Focus on fish and seafood

From eel to pike-perch and from Brandenburg to New Zealand: more than 80 different species of fish, crab and mollusc on the Berlin Exhibition Grounds

Berlin, 4 November 2014 – At the International Green Week Berlin 2015 the Hamburg-based Fish Information Centre (FIZ) will be exhibiting more than 80 different species of fish, crab and mollusc. From 16 to 25 January in Hall 14.1 an ice-bed display measuring ten square metres will be whetting visitors’ appetites for fish and seafood from local rivers, lakes, the sea and faraway oceans.

Salmon more and more popular with consumers
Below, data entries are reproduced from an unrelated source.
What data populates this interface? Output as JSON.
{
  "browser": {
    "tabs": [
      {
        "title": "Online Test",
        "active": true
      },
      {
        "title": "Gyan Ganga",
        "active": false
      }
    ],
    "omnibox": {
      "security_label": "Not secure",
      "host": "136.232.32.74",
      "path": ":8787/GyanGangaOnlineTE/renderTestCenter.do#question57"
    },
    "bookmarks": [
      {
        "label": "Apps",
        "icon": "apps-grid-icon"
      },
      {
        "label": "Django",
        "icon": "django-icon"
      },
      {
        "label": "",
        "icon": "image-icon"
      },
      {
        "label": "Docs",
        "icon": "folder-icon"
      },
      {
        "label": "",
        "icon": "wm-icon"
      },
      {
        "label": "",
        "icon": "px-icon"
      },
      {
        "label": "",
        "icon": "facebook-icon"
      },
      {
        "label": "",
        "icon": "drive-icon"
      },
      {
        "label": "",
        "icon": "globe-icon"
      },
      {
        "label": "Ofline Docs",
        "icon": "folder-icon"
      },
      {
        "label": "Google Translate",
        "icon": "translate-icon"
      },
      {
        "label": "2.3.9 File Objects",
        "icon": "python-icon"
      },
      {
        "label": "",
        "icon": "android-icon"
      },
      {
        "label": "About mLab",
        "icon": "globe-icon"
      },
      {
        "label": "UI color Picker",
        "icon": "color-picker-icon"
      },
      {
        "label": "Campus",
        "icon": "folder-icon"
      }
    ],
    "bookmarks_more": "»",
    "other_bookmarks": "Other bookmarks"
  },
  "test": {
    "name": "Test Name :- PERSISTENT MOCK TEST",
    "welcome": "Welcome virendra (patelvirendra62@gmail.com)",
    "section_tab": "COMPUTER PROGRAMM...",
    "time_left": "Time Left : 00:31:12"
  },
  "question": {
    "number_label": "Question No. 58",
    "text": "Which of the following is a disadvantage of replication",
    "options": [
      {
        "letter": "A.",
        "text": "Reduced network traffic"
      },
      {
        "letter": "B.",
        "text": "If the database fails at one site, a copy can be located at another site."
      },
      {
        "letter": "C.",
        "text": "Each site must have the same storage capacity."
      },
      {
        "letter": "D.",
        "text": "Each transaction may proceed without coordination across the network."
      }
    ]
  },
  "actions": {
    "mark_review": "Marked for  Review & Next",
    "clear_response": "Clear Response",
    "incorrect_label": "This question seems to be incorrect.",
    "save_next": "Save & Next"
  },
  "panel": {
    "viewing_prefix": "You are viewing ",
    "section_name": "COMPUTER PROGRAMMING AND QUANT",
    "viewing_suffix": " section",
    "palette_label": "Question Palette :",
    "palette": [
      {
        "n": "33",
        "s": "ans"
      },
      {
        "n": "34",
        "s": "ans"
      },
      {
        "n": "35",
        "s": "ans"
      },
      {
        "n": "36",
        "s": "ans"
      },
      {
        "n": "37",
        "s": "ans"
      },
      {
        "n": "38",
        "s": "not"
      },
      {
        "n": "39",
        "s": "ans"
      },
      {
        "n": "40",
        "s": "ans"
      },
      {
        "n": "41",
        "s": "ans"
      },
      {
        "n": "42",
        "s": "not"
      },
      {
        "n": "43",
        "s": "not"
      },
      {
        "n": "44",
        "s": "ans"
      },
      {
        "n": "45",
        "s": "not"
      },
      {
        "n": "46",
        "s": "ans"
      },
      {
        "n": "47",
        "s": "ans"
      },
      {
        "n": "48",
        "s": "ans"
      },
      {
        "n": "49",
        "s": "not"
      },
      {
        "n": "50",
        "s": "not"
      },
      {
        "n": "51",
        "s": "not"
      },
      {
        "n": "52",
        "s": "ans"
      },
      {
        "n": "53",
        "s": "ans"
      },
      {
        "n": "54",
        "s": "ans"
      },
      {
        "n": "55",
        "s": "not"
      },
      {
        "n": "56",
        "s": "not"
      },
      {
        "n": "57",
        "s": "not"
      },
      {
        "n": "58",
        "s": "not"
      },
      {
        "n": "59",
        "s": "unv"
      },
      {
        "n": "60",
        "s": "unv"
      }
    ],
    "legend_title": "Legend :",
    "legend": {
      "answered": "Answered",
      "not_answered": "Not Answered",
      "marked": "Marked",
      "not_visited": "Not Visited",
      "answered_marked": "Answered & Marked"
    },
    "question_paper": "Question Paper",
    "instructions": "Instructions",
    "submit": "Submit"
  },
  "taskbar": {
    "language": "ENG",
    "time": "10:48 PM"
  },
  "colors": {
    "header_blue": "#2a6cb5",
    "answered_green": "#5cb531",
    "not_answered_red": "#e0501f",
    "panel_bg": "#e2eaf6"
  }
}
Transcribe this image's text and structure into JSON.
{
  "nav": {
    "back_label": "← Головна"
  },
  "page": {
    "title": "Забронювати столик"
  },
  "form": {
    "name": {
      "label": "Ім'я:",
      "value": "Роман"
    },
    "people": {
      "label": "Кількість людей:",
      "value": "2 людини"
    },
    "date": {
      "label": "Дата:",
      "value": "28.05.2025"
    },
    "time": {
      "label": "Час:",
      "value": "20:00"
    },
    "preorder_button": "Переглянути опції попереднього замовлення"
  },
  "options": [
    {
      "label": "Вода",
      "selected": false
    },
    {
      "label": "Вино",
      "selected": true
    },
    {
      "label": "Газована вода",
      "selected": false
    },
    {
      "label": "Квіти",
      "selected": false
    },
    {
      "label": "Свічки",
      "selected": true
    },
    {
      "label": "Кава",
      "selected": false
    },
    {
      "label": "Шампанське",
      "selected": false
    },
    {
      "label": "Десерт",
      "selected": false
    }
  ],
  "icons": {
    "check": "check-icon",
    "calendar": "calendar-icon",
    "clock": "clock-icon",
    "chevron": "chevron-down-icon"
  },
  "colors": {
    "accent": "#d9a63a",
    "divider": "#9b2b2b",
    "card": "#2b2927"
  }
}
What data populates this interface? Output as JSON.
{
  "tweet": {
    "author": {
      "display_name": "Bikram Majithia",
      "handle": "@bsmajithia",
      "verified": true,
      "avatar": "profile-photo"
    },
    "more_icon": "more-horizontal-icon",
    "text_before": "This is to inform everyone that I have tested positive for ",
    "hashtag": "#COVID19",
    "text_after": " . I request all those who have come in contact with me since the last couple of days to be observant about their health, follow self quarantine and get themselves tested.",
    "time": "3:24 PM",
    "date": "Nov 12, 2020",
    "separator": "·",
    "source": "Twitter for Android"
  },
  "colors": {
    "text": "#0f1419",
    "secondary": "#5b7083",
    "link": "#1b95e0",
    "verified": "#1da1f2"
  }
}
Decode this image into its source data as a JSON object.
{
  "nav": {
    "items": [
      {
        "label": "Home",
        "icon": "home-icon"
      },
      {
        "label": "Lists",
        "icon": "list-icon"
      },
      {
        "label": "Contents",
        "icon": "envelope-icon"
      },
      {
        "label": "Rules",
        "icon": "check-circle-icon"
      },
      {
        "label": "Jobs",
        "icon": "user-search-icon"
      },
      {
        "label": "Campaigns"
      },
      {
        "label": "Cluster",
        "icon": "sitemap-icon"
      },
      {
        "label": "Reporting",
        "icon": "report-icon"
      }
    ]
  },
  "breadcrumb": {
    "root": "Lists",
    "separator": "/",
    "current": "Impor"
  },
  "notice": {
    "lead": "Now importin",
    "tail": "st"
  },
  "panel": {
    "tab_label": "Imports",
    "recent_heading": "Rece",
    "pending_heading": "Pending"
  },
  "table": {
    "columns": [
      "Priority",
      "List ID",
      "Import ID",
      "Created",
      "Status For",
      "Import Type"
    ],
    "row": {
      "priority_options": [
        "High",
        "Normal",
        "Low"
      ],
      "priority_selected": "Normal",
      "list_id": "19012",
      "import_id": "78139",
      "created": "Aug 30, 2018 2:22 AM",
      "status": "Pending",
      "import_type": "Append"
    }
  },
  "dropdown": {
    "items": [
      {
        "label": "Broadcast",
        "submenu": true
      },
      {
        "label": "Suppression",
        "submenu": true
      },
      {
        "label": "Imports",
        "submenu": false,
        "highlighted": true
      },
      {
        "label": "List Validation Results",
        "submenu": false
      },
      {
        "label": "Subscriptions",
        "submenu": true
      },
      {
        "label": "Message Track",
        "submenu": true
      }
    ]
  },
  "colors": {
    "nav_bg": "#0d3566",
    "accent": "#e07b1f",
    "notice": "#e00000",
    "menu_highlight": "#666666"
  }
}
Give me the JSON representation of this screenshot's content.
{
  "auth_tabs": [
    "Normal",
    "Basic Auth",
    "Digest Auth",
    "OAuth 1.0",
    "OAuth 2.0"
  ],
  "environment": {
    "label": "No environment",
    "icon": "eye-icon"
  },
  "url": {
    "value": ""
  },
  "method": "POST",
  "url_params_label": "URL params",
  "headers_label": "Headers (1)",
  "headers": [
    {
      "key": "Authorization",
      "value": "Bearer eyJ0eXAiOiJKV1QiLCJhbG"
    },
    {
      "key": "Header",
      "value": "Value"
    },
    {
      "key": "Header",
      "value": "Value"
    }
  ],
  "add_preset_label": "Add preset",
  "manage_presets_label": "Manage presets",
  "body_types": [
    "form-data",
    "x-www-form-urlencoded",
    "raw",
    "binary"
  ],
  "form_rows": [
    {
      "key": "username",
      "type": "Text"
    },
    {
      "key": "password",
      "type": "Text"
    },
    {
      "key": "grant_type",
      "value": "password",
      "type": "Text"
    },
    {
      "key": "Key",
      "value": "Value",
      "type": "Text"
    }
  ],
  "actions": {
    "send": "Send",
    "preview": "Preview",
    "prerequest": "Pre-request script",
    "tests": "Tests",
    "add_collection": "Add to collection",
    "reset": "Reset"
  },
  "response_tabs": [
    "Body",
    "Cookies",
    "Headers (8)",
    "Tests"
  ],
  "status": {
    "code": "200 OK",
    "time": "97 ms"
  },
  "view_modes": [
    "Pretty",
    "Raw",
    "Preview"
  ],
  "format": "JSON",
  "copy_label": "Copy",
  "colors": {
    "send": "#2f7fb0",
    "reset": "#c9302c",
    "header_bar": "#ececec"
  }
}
For ten years the different kinds of fish preferred by German consumers always used to be the same: Alaska pollock, followed by herring, salmon and tuna fish. However, a new study by FIZ shows that this has changed: Alaska pollock stays in first place, but then there is a shift: salmon (17 per cent) has replaced herring (16 per cent) as the second most popular fish. What is more, trout, a freshwater fish, has left pangasius trailing in popularity, with consumers now less and less inclined to buy it. At five per cent, trout is the fifth most popular fish purchase. Tuna fish stays in fourth place.

Visitors will be able to admire them at the Green Week in Berlin, along with lesser-known fish such as coral hind, mahi-mahi and red scorpion fish, together with local and exotic species of crab and mollusc. Scientists from the Max Rubner Institute will be on hand to give expert answers to any questions on fish, crabs and molluscs.

Fish from Brandenburg

Fish from Brandenburg will be travelling the shortest distance to the Green Week. Members of the Berlin/Brandenburg Regional Fisheries Association and the Brandenburg Regional Anglers Association will be available to explain the species of fish in local rivers, ponds and lakes, how aquaculture works and how professional fishermen and hobby anglers can help to keep fish stocks at sustainable levels.

Many kinds of fish consumed in Germany, such as Alaska pollock, are caught in lakes and rivers and in the sea. In order to check whether a fish product is from sustainable fisheries FIZ uses the ’online fish stocks’ internet database. By visiting www.fischbestaende-online.de anyone can conduct their own research and discover why nobody need worry about consuming plaice and find out how fish purchases can be enjoyed and fish stocks can be sustained.

Steady growth in market share of fish from aquaculture

In addition to salmon, trout and carp there are numerous other species that are cultivated in aquaculture (aquafarming). Visitors can find out more on the stand of FIZ, and the internet platform www.aquakulturinfo.de also has extensive information. However, the stand of FIZ has more to offer visitors than satisfying their thirst for knowledge. While putting on fascinating cookery demonstrations the chef of FIZ will also have tips on how to fry dishes on baking paper without oil and will let his guests decide for themselves which of his fried appetisers taste the best.

Contact:

Fisch-Informationszentrum e. V.

Dr. Matthias Keller / Sandra Kess

telephone: +49 (0)40 389 25 97

Telephone during the fair: +49 (0)171 606 11 66

fax: +49 (0)40 389 85 54

info@fischinfo.de